The Global War On Terrorism has surpassed the conflicts of the 20th century to now rank as our nation’s second longest war. Yet, we sequester. Repeated deployments with insufficient "dwell time" between have created stress on service members, their families, and their larger support systems including the Department of Veterans' Affairs. Yet, still, we sequester.

While there is growing evidence that our school-aged military-dependent children are under severe emotional and academic stress, Congress speeds toward a sequestration deadline that will cut off a life line meant to help our littlest heroes.

According to the Department of Defense, there are 1.2 million military-dependent children.  48% of military service members have children. Of the 63% of school age children, 92% attend America’s public, charter, private, independent, and parochial schools. Consistent with the findings in the Secondary Education Transition Study (SETS), DoD data indicates that military children move an average of every 2.9 years or three times more frequently than their civilian classmates. Furthermore, according to the Extending Connections to Military Children report, 40-60% of students are chronically disengaged from school by the time they reach high school and 50% ultimately drop out entirely.

Our military-dependent children suffer from autism at a much higher rate than do their civilian peers. The Government Accounting Office urged Congress to give the DoD the needed financial resources to screen military children and to keep them stateside if necessary. Yet when Senator Kirsten Gillibrand (D-N.Y.) reacted with the 2013 National Defense Authorization Act to lift restrictions on treatment for the estimated 20,000 military dependent children living with autism, Congress reacted by voting for amendment, making the act a "one year pilot."

Ignoring the needs of our military dependent children in peacetime speaks volumes about Congress as a whole. Ignoring them in a time of war speaks directly to the values of each and every member elected to the most powerful legislative body the world has ever known. To sequester our littlest heroes is unconscionable.

Since 1950, Congress has provided federal funds known as Impact Aid to selected local school districts responsible for educating "federally-connected children" that have lost property tax revenue due to tax-exempt federal property within their district. In other words, this is not a handout. Impact Aid is fair. It helps offset the financial hardships schools endure when there is significant government owned property in their district.

These funds help school districts pay for supportive services for our military-dependent children. Those services range from tutoring to speech therapy and other programs designed to help them thrive in their new environment. In true Washington fashion, Impact Aid has been allowed to wither on the vine. In fact, the Department of Education is six years in arrears on Impact Aid payments to school districts. Congress has for years funded the program at 60% of need as defined in law. Over the past nine years, due to inflation, the program has lost one-third of its purchasing power. And because Impact Aid is the only education program not “forward funded” sequestration will deliver the death blow almost immediately.

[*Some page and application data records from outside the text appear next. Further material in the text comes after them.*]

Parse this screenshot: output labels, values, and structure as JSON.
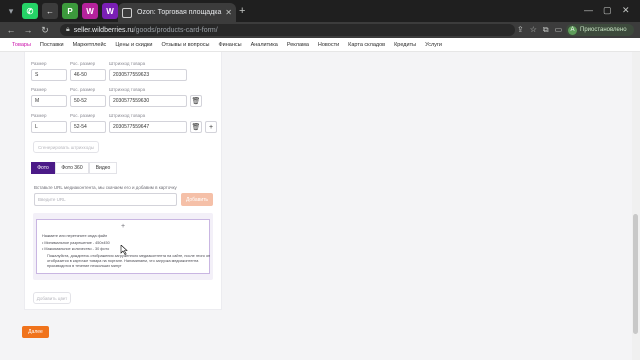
{
  "browser": {
    "pinned_tabs": [
      {
        "icon": "whatsapp-icon",
        "glyph": "✆",
        "color": "#25d366"
      },
      {
        "icon": "back-tab-icon",
        "glyph": "←",
        "color": "#3c3c3c"
      },
      {
        "icon": "green-p-icon",
        "glyph": "P",
        "color": "#3c9a3c"
      },
      {
        "icon": "wb-icon",
        "glyph": "W",
        "color": "#b5229c"
      },
      {
        "icon": "wb-purple-icon",
        "glyph": "W",
        "color": "#7a1fb5"
      },
      {
        "icon": "wb-magenta-icon",
        "glyph": "W",
        "color": "#cb11ab"
      }
    ],
    "active_tab_title": "Ozon: Торговая площадка",
    "url_host": "seller.wildberries.ru",
    "url_path": "/goods/products-card-form/",
    "profile_initial": "А",
    "profile_label": "Приостановлено"
  },
  "site_nav": {
    "items": [
      "Товары",
      "Поставки",
      "Маркетплейс",
      "Цены и скидки",
      "Отзывы и вопросы",
      "Финансы",
      "Аналитика",
      "Реклама",
      "Новости",
      "Карта складов",
      "Кредиты",
      "Услуги"
    ]
  },
  "form": {
    "rows": [
      {
        "size_label": "Размер",
        "size": "S",
        "ros_label": "Рос. размер",
        "ros": "46-50",
        "barcode_label": "Штрихкод товара",
        "barcode": "2030577559623"
      },
      {
        "size_label": "Размер",
        "size": "M",
        "ros_label": "Рос. размер",
        "ros": "50-52",
        "barcode_label": "Штрихкод товара",
        "barcode": "2030577559630"
      },
      {
        "size_label": "Размер",
        "size": "L",
        "ros_label": "Рос. размер",
        "ros": "52-54",
        "barcode_label": "Штрихкод товара",
        "barcode": "2030577559647"
      }
    ],
    "generate_barcodes": "Сгенерировать штрихкоды",
    "media_tabs": [
      "Фото",
      "Фото 360",
      "Видео"
    ],
    "url_hint": "Вставьте URL медиаконтента, мы скачаем его и добавим в карточку",
    "url_placeholder": "Введите URL",
    "add_button": "Добавить",
    "dropzone": {
      "plus": "+",
      "title": "Нажмите или перетяните сюда файл",
      "bullet1": "• Минимальное разрешение - 450x450",
      "bullet2": "• Максимальное количество - 30 фото",
      "note1": "Пожалуйста, дождитесь отображения загруженного медиаконтента на сайте, после этого он",
      "note2": "отобразится в карточке товара на портале. Напоминаем, что загрузка медиаконтента",
      "note3": "производится в течение нескольких минут"
    },
    "add_color": "Добавить цвет",
    "save": "Далее"
  }
}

Heather Beaven is the CEO of The Florida Endowment Foundation for Florida's Graduates, a 501(c)(3) designed to help students move successfully into young adulthood.